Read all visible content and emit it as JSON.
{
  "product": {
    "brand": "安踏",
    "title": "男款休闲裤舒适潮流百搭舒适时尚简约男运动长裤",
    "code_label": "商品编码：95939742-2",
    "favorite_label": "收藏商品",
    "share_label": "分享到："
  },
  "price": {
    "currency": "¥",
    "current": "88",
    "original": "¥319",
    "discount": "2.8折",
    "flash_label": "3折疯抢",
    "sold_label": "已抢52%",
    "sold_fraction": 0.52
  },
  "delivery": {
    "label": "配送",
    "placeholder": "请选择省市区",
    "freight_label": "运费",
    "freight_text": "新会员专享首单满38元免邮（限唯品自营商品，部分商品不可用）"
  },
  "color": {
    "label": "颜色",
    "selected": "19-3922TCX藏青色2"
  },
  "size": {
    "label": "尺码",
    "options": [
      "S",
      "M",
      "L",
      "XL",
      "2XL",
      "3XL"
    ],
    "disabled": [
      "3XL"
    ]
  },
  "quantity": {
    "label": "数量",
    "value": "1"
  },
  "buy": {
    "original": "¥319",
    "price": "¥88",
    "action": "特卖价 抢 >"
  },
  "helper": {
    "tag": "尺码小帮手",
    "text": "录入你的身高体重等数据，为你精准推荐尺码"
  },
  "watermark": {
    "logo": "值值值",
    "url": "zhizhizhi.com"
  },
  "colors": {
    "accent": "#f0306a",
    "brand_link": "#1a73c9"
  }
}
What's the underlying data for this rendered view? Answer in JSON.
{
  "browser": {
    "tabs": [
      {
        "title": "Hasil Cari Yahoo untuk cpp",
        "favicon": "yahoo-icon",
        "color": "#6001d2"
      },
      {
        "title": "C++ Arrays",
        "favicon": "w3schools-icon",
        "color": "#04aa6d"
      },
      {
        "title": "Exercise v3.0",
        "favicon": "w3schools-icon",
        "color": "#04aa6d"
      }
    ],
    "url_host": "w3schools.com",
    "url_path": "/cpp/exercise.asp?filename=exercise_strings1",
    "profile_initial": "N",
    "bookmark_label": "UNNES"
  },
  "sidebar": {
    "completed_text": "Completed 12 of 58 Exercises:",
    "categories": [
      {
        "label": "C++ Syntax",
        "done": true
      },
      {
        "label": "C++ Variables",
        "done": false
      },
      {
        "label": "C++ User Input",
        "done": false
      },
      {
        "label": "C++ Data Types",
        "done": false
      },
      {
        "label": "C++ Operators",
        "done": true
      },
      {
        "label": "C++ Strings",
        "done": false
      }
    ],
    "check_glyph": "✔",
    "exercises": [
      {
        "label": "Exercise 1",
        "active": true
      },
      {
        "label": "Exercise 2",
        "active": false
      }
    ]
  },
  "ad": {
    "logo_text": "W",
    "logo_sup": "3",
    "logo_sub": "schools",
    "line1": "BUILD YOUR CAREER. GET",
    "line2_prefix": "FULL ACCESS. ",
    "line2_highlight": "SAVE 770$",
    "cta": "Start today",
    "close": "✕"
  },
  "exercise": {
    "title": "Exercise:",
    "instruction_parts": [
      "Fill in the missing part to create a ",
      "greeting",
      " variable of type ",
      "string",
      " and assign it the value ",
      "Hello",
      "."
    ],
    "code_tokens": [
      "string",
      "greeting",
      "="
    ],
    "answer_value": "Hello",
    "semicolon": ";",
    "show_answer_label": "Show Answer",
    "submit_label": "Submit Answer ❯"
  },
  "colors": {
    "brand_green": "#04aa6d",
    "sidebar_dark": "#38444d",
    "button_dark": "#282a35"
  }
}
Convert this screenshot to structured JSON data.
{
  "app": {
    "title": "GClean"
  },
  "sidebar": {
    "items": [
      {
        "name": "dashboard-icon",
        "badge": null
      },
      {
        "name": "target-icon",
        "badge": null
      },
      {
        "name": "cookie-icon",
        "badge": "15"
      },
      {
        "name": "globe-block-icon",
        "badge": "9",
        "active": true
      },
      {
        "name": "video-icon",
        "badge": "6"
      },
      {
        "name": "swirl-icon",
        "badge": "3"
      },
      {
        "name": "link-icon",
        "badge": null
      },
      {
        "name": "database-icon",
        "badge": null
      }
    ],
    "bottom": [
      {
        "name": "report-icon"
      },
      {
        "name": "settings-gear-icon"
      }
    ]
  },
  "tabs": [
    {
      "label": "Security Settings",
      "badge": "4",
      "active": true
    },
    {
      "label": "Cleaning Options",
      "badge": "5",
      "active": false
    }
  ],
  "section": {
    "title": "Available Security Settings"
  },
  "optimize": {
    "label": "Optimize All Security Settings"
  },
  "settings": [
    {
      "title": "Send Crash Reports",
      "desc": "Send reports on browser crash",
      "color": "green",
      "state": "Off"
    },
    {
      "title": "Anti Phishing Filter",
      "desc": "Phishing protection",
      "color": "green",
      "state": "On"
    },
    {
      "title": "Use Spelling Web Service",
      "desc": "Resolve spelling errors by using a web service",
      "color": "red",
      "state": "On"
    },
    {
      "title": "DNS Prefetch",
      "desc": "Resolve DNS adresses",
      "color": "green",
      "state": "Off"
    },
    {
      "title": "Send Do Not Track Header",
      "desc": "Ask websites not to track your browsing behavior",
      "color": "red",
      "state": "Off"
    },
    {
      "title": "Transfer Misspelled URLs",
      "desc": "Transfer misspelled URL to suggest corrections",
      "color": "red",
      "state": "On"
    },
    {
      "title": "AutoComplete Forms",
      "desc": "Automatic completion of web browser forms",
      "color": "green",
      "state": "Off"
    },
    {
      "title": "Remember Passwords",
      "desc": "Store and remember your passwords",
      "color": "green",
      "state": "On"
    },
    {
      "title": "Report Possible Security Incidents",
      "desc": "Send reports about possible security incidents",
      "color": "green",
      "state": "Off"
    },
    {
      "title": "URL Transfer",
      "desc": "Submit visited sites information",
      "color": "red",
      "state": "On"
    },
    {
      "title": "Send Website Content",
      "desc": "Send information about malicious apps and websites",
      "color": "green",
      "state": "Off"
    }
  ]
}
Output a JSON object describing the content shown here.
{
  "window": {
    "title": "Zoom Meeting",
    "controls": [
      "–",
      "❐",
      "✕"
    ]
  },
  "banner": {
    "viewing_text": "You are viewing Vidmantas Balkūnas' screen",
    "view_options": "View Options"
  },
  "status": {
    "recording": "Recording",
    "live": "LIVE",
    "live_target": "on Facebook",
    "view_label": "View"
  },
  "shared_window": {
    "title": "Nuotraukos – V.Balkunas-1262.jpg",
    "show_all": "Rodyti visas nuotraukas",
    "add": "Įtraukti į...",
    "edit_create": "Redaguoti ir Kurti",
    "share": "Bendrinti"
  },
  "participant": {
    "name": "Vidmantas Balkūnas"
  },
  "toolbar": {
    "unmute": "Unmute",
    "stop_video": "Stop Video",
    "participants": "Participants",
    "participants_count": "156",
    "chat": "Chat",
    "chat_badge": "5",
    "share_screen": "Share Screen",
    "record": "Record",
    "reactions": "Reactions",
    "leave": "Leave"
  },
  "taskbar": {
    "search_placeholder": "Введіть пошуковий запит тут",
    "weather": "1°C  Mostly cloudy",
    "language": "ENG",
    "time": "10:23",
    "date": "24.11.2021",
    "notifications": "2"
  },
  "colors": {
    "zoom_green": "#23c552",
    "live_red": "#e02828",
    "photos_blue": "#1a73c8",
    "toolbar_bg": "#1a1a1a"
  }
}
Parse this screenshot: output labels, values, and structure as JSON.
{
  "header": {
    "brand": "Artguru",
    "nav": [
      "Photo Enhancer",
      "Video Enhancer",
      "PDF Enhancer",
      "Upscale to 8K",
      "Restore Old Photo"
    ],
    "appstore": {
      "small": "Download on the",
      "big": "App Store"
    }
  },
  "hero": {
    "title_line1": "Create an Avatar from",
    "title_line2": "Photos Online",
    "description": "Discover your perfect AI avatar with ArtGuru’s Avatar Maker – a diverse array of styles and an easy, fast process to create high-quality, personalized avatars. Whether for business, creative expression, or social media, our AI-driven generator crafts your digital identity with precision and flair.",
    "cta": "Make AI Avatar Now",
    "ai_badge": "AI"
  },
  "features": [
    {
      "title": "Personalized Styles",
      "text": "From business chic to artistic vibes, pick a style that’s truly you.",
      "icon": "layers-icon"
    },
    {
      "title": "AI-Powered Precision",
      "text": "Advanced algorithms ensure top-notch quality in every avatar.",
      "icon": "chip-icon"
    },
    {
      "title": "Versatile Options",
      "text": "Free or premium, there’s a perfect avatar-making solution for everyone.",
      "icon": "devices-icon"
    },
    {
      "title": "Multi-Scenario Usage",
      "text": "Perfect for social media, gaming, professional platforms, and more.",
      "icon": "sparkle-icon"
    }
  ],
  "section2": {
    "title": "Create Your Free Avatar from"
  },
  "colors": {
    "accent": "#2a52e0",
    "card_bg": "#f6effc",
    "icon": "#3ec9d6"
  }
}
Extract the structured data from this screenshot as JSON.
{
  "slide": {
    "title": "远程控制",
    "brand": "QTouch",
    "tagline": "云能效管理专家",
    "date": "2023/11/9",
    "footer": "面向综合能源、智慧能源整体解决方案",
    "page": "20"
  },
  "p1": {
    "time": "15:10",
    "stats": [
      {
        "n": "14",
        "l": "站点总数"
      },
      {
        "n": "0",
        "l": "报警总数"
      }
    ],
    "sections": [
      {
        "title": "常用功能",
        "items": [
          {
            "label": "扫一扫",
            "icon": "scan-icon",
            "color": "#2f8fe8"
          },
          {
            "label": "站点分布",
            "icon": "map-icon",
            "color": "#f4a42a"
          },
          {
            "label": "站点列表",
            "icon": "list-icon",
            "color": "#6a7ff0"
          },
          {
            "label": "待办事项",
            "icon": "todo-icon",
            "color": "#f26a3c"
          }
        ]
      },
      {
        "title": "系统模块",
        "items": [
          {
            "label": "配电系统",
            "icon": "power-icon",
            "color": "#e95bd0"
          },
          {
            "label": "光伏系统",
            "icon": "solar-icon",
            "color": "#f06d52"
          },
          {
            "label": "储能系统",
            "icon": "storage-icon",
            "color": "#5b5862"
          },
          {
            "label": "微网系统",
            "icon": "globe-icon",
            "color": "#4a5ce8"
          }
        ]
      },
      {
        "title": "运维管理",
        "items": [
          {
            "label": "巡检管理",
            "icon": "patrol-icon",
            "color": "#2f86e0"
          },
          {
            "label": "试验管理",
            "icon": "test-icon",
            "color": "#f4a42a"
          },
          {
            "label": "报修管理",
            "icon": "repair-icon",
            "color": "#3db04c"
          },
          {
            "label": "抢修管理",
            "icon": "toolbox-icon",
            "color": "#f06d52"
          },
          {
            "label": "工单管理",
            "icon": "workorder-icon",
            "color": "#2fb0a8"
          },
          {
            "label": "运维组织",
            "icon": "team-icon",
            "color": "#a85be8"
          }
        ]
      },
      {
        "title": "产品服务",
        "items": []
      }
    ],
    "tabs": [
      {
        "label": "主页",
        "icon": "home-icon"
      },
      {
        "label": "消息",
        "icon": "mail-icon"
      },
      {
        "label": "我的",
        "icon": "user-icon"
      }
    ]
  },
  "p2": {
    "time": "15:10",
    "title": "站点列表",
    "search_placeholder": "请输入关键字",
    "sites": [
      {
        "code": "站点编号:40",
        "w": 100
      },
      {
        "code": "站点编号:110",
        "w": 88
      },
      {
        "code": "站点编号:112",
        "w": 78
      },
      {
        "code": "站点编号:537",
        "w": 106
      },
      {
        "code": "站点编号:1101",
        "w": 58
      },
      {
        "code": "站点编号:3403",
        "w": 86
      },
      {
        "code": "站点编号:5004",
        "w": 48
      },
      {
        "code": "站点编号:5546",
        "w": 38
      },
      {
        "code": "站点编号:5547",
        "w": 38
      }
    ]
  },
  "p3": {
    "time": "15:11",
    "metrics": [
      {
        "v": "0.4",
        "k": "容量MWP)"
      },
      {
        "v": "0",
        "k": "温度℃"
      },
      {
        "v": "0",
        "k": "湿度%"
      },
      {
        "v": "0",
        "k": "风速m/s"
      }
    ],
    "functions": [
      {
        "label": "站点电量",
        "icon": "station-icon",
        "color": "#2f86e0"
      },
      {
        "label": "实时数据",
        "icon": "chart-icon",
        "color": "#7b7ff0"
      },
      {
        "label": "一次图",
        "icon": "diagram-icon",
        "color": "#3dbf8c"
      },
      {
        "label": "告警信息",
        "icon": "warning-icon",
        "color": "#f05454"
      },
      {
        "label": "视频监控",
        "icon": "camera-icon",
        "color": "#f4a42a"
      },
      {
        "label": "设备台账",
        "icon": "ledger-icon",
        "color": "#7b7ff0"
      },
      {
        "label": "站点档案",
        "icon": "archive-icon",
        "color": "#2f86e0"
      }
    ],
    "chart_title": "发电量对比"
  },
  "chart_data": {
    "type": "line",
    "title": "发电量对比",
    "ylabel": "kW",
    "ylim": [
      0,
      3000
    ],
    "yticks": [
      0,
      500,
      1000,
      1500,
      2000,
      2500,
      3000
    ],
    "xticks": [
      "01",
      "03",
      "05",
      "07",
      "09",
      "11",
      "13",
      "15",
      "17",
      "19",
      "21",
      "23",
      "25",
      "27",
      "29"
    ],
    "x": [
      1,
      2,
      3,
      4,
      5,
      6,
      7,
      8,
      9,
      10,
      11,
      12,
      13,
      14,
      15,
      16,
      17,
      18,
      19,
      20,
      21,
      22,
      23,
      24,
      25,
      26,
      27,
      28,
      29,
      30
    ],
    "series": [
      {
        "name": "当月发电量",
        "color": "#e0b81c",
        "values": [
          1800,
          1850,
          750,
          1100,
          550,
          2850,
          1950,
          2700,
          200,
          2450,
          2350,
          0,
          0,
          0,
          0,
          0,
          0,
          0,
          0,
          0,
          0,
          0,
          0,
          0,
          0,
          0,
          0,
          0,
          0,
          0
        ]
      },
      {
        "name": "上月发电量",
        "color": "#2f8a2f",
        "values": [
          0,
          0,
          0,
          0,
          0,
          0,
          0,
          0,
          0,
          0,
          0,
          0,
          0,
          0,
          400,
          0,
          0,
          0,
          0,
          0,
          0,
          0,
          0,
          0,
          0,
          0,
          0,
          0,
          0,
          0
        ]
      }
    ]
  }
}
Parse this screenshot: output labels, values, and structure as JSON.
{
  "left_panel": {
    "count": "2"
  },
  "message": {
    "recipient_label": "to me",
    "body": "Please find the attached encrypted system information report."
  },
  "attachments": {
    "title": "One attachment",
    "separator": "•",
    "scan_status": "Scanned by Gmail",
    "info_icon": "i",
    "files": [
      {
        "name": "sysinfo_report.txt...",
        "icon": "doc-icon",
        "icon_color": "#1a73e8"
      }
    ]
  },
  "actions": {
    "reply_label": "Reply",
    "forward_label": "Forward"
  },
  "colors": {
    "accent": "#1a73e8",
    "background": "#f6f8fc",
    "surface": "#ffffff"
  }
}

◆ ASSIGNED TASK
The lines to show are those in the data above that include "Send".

◆ ANSWER FOR THIS EXERCISE
      "title": "Send Crash Reports",
      "desc": "Send reports on browser crash",
      "title": "Send Do Not Track Header",
      "desc": "Send reports about possible security incidents",
      "title": "Send Website Content",
      "desc": "Send information about malicious apps and websites",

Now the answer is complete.